Element data from apps and pages:
——————————
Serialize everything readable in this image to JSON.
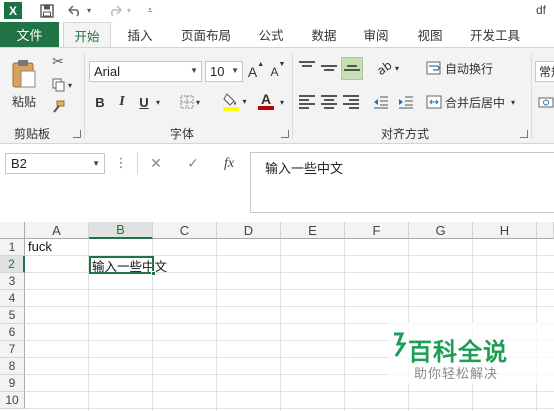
{
  "title_bar": {
    "doc_title": "df",
    "undo_icon": "undo-icon",
    "redo_icon": "redo-icon"
  },
  "tabs": {
    "file": "文件",
    "items": [
      "开始",
      "插入",
      "页面布局",
      "公式",
      "数据",
      "审阅",
      "视图",
      "开发工具"
    ],
    "active": "开始"
  },
  "ribbon": {
    "clipboard": {
      "paste": "粘贴",
      "label": "剪贴板"
    },
    "font": {
      "font_name": "Arial",
      "font_size": "10",
      "grow": "A",
      "shrink": "A",
      "bold": "B",
      "italic": "I",
      "underline": "U",
      "font_color_letter": "A",
      "label": "字体"
    },
    "alignment": {
      "wrap_text": "自动换行",
      "merge_center": "合并后居中",
      "label": "对齐方式"
    },
    "number": {
      "format": "常规"
    }
  },
  "formula_bar": {
    "name_box": "B2",
    "fx": "fx",
    "content": "输入一些中文"
  },
  "sheet": {
    "columns": [
      "A",
      "B",
      "C",
      "D",
      "E",
      "F",
      "G",
      "H"
    ],
    "rows": [
      "1",
      "2",
      "3",
      "4",
      "5",
      "6",
      "7",
      "8",
      "9",
      "10"
    ],
    "selected_cell": "B2",
    "cells": {
      "A1": "fuck",
      "B2": "输入一些中文"
    }
  },
  "watermark": {
    "title": "百科全说",
    "subtitle": "助你轻松解决"
  },
  "colors": {
    "accent": "#217346",
    "ribbon_bg": "#f3f3f3",
    "watermark": "#1e9e55"
  }
}
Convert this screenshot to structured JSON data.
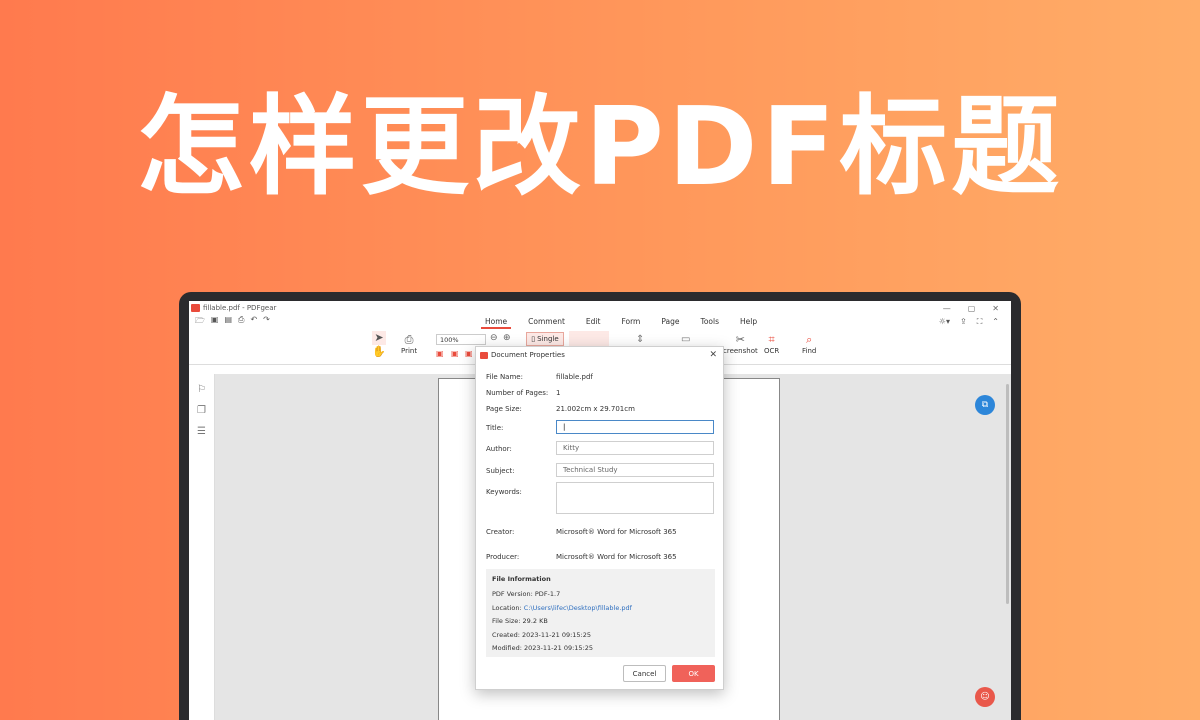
{
  "headline": "怎样更改PDF标题",
  "app": {
    "window_title": "fillable.pdf - PDFgear",
    "window_controls": [
      "—",
      "▢",
      "✕"
    ],
    "menu_tabs": [
      "Home",
      "Comment",
      "Edit",
      "Form",
      "Page",
      "Tools",
      "Help"
    ],
    "active_tab": "Home"
  },
  "ribbon": {
    "print": "Print",
    "zoom": "100%",
    "single": "Single",
    "screenshot": "creenshot",
    "ocr": "OCR",
    "find": "Find"
  },
  "dialog": {
    "title": "Document Properties",
    "file_name_label": "File Name:",
    "file_name": "fillable.pdf",
    "pages_label": "Number of Pages:",
    "pages": "1",
    "size_label": "Page Size:",
    "size": "21.002cm x 29.701cm",
    "title_label": "Title:",
    "title_value": "",
    "author_label": "Author:",
    "author": "Kitty",
    "subject_label": "Subject:",
    "subject": "Technical Study",
    "keywords_label": "Keywords:",
    "keywords": "",
    "creator_label": "Creator:",
    "creator": "Microsoft® Word for Microsoft 365",
    "producer_label": "Producer:",
    "producer": "Microsoft® Word for Microsoft 365",
    "info": {
      "heading": "File Information",
      "pdf_version": "PDF Version: PDF-1.7",
      "location_label": "Location: ",
      "location": "C:\\Users\\lifec\\Desktop\\fillable.pdf",
      "file_size": "File Size: 29.2 KB",
      "created": "Created: 2023-11-21 09:15:25",
      "modified": "Modified: 2023-11-21 09:15:25"
    },
    "cancel": "Cancel",
    "ok": "OK"
  },
  "colors": {
    "accent": "#E94B3C",
    "ok_button": "#F0625A",
    "link": "#2F6FBF",
    "float_blue": "#2D86D9",
    "float_red": "#E9584B"
  }
}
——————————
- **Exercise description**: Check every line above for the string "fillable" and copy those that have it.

- **Reply**:
    "window_title": "fillable.pdf - PDFgear",
    "file_name": "fillable.pdf",
      "location": "C:\\Users\\lifec\\Desktop\\fillable.pdf",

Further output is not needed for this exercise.